Here’s a look at this morning’s GOES-East water vapor satellite imagery (what’s that?) which shows a few features important to storm development later today. Our main disturbance is located back across the Southern Plains this morning, but is moving quickly east. Leftover convection from yesterday’s storms is noted across parts of the Deep South from Arkansas back through Tennessee and northern Mississippi/Alabama. In order for any higher end severe threat to materialize this afternoon/evening, the plume of slightly drier air aloft needs to move north a bit to allow for sunnier skies in Northern AL/Southeastern TN which would result in destabilization of the atmosphere, and thus more fuel for thunderstorms.
The ECMWF’s surface wind forecast highlights how several surface features will contribute to focusing the severe threat in Northern AL and Southern TN this evening. A warm front located in Alabama this morning will lift into Georgia this afternoon, allowing unstable air to flow north towards the Tennessee border. A subtle wind shift associated with the remnants of yesterday’s dryline feature over Texas will help to focus storms well ahead of the cold front which will lag well to the north and west. It’s between the dryline and the warm front in Northern Alabama that the best combination of ingredients will be present for severe weather today. Notice that in this area, surface winds are “backed” and contain more of a southerly component than a southwesterly component. This “backed flow” helps enhance wind shear and turning in the atmosphere by increasing the change in wind direction with height. This backed flow is present to an even greater degree over NE GA and SC, but those areas are ahead of the warm front and thus have very limited instability. The same is true across much of TN, though there may be enough instability there to result in some severe storms.
The ECMWF’s thunderstorm composite map (what’s that?) for this evening is a great way to highlight how each of the three severe ingredients are present with this setup, but they only overlap in a very small area. Wind profiles in Tennessee are textbook for supercells, and forcing along the front/dryline there will be more than strong enough for storm formation. However, there’s very little available instability. As a result, the severe threat will be muted. The opposite problem arises farther to the south, along the Gulf Coast. In this area, there’s more than enough instability for storms, but frontal forcing is much weaker, and wind profiles are also much less impressive due to the fact that the area is farther removed from the dynamics associated with the upper level disturbance moving through TN. It’s only in Northern AL that each of the ingredients is really present enough for a major severe threat.
HRRR simulated radar imagery shows storms getting going this afternoon in parts of the south as daytime heating destabilized the atmosphere. Any initial discrete cells that pop up in North-Central Alabama may evolve into dangerous supercells given the supportive environment. However, given limited forcing ahead of the front, activity will be fairly scattered. The more widespread dangerous storms will show up later in the evening. Map via weathermodels.com.

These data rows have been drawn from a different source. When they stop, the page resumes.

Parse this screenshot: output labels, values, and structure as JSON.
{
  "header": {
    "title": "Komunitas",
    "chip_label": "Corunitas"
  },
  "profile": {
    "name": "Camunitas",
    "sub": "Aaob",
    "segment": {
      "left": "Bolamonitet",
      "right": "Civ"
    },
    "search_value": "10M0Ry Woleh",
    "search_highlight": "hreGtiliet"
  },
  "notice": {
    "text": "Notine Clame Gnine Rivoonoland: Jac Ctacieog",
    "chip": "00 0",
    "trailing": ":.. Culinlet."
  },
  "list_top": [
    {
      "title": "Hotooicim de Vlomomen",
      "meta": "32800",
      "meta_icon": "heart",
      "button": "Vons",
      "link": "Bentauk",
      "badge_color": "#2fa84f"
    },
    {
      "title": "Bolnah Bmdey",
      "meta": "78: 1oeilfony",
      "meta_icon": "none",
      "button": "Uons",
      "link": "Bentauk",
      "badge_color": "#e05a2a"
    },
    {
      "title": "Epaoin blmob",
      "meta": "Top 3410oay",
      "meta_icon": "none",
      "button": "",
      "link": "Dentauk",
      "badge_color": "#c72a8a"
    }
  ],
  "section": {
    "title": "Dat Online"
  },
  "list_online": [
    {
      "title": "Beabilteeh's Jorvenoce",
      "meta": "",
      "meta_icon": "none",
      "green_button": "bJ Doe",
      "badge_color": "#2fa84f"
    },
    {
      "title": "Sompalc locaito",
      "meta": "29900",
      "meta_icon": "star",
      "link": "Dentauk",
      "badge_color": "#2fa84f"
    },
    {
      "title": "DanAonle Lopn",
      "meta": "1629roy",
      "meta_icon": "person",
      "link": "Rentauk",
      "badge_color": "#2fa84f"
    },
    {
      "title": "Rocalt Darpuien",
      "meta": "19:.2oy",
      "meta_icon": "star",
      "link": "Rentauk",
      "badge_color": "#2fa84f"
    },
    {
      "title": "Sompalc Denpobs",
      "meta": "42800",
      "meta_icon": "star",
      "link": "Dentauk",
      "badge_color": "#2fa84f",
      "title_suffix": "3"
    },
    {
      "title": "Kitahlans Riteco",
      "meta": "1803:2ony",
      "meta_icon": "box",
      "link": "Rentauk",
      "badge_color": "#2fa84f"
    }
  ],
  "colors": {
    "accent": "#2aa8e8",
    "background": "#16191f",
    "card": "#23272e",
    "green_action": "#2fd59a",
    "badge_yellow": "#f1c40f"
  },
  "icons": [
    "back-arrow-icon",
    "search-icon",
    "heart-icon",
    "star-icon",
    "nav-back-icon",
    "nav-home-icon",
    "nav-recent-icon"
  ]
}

This simulated radar image valid at 10 PM EDT shows the setup to be concerned about in Northern Alabama with a more widespread series of supercells capable of damaging winds, large hail, and strong tornadoes. The northern edge of this line will quickly evolve towards a linear storm mode with damaging winds becoming the main threat especially into TN. Farther south, weaker dynamics will result in weaker and more scattered activity, though any storm could become severe even outside the area of greatest threat. Activity will weaken and shift east into the Carolinas overnight. Map via weathermodels.com.
Once storms form this afternoon, track them with the wide array of tools we have at weather.us. Watch small cumulus clouds grow into towering thunderstorms with 1 minute GOES-East satellite imagery https://weather.us/satellite/alabama/satellite-superhd2-1min.html#play2, find the cores of the strongest storms with HD radar imagery https://weather.us/radar-us/alabama/reflectivity/KBMX.html#play, and see if they’re spinning with HD velocity data https://weather.us/radar-us/alabama/velocity/KBMX.html#play. Finally, watch current observations to keep tabs on the building instability, as well as the location of important features such as the warm front and the dryline. Current temps https://weather.us/observations/temperature-f.html dew points https://weather.us/observations/alabama/dewpoint-f/20180319-1200z.html and wind direction https://weather.us/observations/alabama/wind-direction/20180319-1200z.html will be the parameters that will be most important today. Click the refresh button at the top left of the image to get the latest data. Click any of the maps at the links to zoom into county level for a closeup look at what’s happening in your neighborhood.
For more information on your local forecast: https://weather.us/
For more information on the local forecast for ME/NH: https://forecasterjack.com/2018/03/19/feeling-like-january-today/